>>

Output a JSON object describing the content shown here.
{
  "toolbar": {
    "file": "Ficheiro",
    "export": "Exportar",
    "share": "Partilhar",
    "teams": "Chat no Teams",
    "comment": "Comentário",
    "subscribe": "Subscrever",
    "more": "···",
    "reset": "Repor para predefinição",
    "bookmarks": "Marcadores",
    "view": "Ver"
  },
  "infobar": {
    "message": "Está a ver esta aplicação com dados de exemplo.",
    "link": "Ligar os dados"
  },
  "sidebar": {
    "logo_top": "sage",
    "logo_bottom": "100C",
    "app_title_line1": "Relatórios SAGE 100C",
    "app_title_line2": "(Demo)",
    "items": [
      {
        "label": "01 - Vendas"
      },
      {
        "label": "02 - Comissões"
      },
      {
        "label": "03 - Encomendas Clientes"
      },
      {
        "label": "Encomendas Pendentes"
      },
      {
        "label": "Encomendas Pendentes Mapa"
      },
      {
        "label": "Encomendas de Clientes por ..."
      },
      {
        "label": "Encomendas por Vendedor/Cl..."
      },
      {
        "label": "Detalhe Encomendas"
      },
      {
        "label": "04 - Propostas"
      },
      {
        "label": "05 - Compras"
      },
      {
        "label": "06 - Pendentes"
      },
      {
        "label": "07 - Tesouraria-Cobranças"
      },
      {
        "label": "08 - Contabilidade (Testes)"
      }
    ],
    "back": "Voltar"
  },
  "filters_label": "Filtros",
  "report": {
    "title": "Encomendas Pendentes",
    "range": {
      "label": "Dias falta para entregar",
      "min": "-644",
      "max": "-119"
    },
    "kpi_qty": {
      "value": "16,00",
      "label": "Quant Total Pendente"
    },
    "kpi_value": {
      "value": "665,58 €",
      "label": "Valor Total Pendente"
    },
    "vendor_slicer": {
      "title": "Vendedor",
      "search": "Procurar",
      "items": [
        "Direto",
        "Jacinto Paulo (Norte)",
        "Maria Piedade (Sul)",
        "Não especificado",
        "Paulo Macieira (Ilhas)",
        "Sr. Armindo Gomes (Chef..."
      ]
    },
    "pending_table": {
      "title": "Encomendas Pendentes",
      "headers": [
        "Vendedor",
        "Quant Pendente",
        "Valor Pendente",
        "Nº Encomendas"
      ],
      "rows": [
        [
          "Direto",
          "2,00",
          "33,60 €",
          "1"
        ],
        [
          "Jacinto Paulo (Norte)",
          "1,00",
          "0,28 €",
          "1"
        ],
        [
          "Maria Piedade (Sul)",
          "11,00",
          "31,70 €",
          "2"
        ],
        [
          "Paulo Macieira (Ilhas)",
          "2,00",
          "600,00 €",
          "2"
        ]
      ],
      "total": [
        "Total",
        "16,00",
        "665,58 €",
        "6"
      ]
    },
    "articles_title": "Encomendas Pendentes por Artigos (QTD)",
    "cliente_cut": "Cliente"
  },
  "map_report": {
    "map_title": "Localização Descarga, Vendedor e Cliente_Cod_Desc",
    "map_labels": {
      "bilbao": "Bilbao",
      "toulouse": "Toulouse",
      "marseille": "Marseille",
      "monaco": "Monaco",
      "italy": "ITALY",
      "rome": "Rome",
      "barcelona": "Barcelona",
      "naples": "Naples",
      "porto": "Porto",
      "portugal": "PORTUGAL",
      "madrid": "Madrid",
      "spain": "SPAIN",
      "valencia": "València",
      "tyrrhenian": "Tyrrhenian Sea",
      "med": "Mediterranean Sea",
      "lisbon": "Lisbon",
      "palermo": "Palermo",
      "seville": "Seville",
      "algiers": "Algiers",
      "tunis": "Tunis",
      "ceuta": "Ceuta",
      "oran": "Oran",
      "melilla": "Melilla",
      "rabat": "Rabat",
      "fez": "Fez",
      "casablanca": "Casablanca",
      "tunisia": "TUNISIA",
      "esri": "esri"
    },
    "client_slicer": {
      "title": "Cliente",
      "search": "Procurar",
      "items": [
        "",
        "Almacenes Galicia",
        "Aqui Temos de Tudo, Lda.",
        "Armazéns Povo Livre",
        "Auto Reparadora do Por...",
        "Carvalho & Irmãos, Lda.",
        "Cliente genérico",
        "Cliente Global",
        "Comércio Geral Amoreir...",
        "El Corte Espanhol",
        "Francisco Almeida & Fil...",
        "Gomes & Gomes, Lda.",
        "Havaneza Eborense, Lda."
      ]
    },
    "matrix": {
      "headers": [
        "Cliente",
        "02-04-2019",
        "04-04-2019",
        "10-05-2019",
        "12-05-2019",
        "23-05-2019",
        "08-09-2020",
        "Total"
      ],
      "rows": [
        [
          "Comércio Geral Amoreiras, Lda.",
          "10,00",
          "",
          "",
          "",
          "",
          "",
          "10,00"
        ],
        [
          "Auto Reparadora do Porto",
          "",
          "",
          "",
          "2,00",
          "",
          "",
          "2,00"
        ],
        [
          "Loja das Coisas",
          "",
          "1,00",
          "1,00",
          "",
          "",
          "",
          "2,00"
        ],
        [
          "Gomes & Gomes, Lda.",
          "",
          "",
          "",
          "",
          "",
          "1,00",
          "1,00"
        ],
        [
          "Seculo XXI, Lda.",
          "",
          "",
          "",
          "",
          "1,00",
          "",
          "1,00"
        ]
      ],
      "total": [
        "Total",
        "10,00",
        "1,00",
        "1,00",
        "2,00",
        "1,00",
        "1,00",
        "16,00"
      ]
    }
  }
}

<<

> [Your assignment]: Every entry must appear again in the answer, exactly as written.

> [Reply to the task]:
Output a JSON object describing the content shown here.
{
  "toolbar": {
    "file": "Ficheiro",
    "export": "Exportar",
    "share": "Partilhar",
    "teams": "Chat no Teams",
    "comment": "Comentário",
    "subscribe": "Subscrever",
    "more": "···",
    "reset": "Repor para predefinição",
    "bookmarks": "Marcadores",
    "view": "Ver"
  },
  "infobar": {
    "message": "Está a ver esta aplicação com dados de exemplo.",
    "link": "Ligar os dados"
  },
  "sidebar": {
    "logo_top": "sage",
    "logo_bottom": "100C",
    "app_title_line1": "Relatórios SAGE 100C",
    "app_title_line2": "(Demo)",
    "items": [
      {
        "label": "01 - Vendas"
      },
      {
        "label": "02 - Comissões"
      },
      {
        "label": "03 - Encomendas Clientes"
      },
      {
        "label": "Encomendas Pendentes"
      },
      {
        "label": "Encomendas Pendentes Mapa"
      },
      {
        "label": "Encomendas de Clientes por ..."
      },
      {
        "label": "Encomendas por Vendedor/Cl..."
      },
      {
        "label": "Detalhe Encomendas"
      },
      {
        "label": "04 - Propostas"
      },
      {
        "label": "05 - Compras"
      },
      {
        "label": "06 - Pendentes"
      },
      {
        "label": "07 - Tesouraria-Cobranças"
      },
      {
        "label": "08 - Contabilidade (Testes)"
      }
    ],
    "back": "Voltar"
  },
  "filters_label": "Filtros",
  "report": {
    "title": "Encomendas Pendentes",
    "range": {
      "label": "Dias falta para entregar",
      "min": "-644",
      "max": "-119"
    },
    "kpi_qty": {
      "value": "16,00",
      "label": "Quant Total Pendente"
    },
    "kpi_value": {
      "value": "665,58 €",
      "label": "Valor Total Pendente"
    },
    "vendor_slicer": {
      "title": "Vendedor",
      "search": "Procurar",
      "items": [
        "Direto",
        "Jacinto Paulo (Norte)",
        "Maria Piedade (Sul)",
        "Não especificado",
        "Paulo Macieira (Ilhas)",
        "Sr. Armindo Gomes (Chef..."
      ]
    },
    "pending_table": {
      "title": "Encomendas Pendentes",
      "headers": [
        "Vendedor",
        "Quant Pendente",
        "Valor Pendente",
        "Nº Encomendas"
      ],
      "rows": [
        [
          "Direto",
          "2,00",
          "33,60 €",
          "1"
        ],
        [
          "Jacinto Paulo (Norte)",
          "1,00",
          "0,28 €",
          "1"
        ],
        [
          "Maria Piedade (Sul)",
          "11,00",
          "31,70 €",
          "2"
        ],
        [
          "Paulo Macieira (Ilhas)",
          "2,00",
          "600,00 €",
          "2"
        ]
      ],
      "total": [
        "Total",
        "16,00",
        "665,58 €",
        "6"
      ]
    },
    "articles_title": "Encomendas Pendentes por Artigos (QTD)",
    "cliente_cut": "Cliente"
  },
  "map_report": {
    "map_title": "Localização Descarga, Vendedor e Cliente_Cod_Desc",
    "map_labels": {
      "bilbao": "Bilbao",
      "toulouse": "Toulouse",
      "marseille": "Marseille",
      "monaco": "Monaco",
      "italy": "ITALY",
      "rome": "Rome",
      "barcelona": "Barcelona",
      "naples": "Naples",
      "porto": "Porto",
      "portugal": "PORTUGAL",
      "madrid": "Madrid",
      "spain": "SPAIN",
      "valencia": "València",
      "tyrrhenian": "Tyrrhenian Sea",
      "med": "Mediterranean Sea",
      "lisbon": "Lisbon",
      "palermo": "Palermo",
      "seville": "Seville",
      "algiers": "Algiers",
      "tunis": "Tunis",
      "ceuta": "Ceuta",
      "oran": "Oran",
      "melilla": "Melilla",
      "rabat": "Rabat",
      "fez": "Fez",
      "casablanca": "Casablanca",
      "tunisia": "TUNISIA",
      "esri": "esri"
    },
    "client_slicer": {
      "title": "Cliente",
      "search": "Procurar",
      "items": [
        "",
        "Almacenes Galicia",
        "Aqui Temos de Tudo, Lda.",
        "Armazéns Povo Livre",
        "Auto Reparadora do Por...",
        "Carvalho & Irmãos, Lda.",
        "Cliente genérico",
        "Cliente Global",
        "Comércio Geral Amoreir...",
        "El Corte Espanhol",
        "Francisco Almeida & Fil...",
        "Gomes & Gomes, Lda.",
        "Havaneza Eborense, Lda."
      ]
    },
    "matrix": {
      "headers": [
        "Cliente",
        "02-04-2019",
        "04-04-2019",
        "10-05-2019",
        "12-05-2019",
        "23-05-2019",
        "08-09-2020",
        "Total"
      ],
      "rows": [
        [
          "Comércio Geral Amoreiras, Lda.",
          "10,00",
          "",
          "",
          "",
          "",
          "",
          "10,00"
        ],
        [
          "Auto Reparadora do Porto",
          "",
          "",
          "",
          "2,00",
          "",
          "",
          "2,00"
        ],
        [
          "Loja das Coisas",
          "",
          "1,00",
          "1,00",
          "",
          "",
          "",
          "2,00"
        ],
        [
          "Gomes & Gomes, Lda.",
          "",
          "",
          "",
          "",
          "",
          "1,00",
          "1,00"
        ],
        [
          "Seculo XXI, Lda.",
          "",
          "",
          "",
          "",
          "1,00",
          "",
          "1,00"
        ]
      ],
      "total": [
        "Total",
        "10,00",
        "1,00",
        "1,00",
        "2,00",
        "1,00",
        "1,00",
        "16,00"
      ]
    }
  }
}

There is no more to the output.